* Task requirements:
Look through the records, and whenever a line includes the word "oder", copy it.

* Study material:
* * * * * * *

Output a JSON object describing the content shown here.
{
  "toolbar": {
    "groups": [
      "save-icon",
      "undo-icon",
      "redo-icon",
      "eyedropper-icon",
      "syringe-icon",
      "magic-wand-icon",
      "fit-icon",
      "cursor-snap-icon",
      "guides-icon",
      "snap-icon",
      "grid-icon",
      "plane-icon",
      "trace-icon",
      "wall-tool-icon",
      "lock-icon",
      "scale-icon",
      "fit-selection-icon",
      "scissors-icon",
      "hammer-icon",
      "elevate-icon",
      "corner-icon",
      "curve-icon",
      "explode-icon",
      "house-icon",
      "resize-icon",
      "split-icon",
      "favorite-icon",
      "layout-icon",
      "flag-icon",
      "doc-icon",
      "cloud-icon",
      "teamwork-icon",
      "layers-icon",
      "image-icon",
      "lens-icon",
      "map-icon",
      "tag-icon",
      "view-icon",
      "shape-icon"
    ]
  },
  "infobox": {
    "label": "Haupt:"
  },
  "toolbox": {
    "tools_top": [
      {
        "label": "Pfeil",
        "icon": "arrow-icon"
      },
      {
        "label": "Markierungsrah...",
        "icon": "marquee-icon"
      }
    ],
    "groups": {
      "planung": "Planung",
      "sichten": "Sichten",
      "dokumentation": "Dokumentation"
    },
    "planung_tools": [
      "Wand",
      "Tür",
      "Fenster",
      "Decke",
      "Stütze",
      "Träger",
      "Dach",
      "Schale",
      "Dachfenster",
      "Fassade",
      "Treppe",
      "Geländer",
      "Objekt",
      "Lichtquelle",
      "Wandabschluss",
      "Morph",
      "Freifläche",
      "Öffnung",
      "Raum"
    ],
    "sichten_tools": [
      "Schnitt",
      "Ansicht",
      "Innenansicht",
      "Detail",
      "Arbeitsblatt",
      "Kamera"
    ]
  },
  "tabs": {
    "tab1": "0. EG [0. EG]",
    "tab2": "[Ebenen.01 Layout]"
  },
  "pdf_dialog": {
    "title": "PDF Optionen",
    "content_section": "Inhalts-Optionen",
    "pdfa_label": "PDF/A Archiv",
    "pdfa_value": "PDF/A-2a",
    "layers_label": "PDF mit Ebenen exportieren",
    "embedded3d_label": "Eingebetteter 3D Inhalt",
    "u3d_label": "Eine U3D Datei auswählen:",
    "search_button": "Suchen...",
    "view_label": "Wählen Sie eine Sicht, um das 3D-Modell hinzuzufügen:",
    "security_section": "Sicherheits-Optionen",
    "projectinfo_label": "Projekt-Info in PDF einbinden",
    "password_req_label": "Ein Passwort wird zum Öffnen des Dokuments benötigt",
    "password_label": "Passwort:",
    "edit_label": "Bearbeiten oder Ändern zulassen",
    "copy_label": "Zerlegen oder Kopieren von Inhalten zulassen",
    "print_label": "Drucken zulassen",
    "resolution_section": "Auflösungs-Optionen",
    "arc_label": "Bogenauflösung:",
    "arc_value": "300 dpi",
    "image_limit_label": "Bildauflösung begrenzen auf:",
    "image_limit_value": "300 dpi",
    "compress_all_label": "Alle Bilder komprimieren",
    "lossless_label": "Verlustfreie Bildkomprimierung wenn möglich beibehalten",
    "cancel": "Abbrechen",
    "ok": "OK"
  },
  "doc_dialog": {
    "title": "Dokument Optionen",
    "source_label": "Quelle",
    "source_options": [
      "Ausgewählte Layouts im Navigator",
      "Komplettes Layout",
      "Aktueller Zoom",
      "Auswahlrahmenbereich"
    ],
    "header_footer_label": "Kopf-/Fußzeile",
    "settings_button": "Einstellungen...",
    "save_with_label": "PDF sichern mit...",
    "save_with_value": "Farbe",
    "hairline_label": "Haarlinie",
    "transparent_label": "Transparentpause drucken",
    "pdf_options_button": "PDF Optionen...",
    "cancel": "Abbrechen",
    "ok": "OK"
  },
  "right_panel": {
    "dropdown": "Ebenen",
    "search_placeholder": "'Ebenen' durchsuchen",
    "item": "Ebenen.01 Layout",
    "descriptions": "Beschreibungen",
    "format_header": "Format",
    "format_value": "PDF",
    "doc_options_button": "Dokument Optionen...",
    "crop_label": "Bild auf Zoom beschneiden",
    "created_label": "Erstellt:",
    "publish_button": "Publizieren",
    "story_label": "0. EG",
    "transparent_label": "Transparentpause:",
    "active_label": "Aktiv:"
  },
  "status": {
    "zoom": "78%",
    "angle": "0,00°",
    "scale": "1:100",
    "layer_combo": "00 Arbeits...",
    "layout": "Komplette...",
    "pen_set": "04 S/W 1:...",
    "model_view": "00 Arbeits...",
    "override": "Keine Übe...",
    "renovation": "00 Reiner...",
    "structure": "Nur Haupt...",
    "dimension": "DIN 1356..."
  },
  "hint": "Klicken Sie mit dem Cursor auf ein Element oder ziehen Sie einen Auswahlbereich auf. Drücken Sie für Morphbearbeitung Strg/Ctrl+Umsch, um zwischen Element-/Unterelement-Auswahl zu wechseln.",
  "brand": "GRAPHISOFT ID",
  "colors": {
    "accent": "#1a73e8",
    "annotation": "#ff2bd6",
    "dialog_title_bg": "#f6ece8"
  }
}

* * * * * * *

* Written response:
    "edit_label": "Bearbeiten oder Ändern zulassen",
    "copy_label": "Zerlegen oder Kopieren von Inhalten zulassen",
  "hint": "Klicken Sie mit dem Cursor auf ein Element oder ziehen Sie einen Auswahlbereich auf. Drücken Sie für Morphbearbeitung Strg/Ctrl+Umsch, um zwischen Element-/Unterelement-Auswahl zu wechseln.",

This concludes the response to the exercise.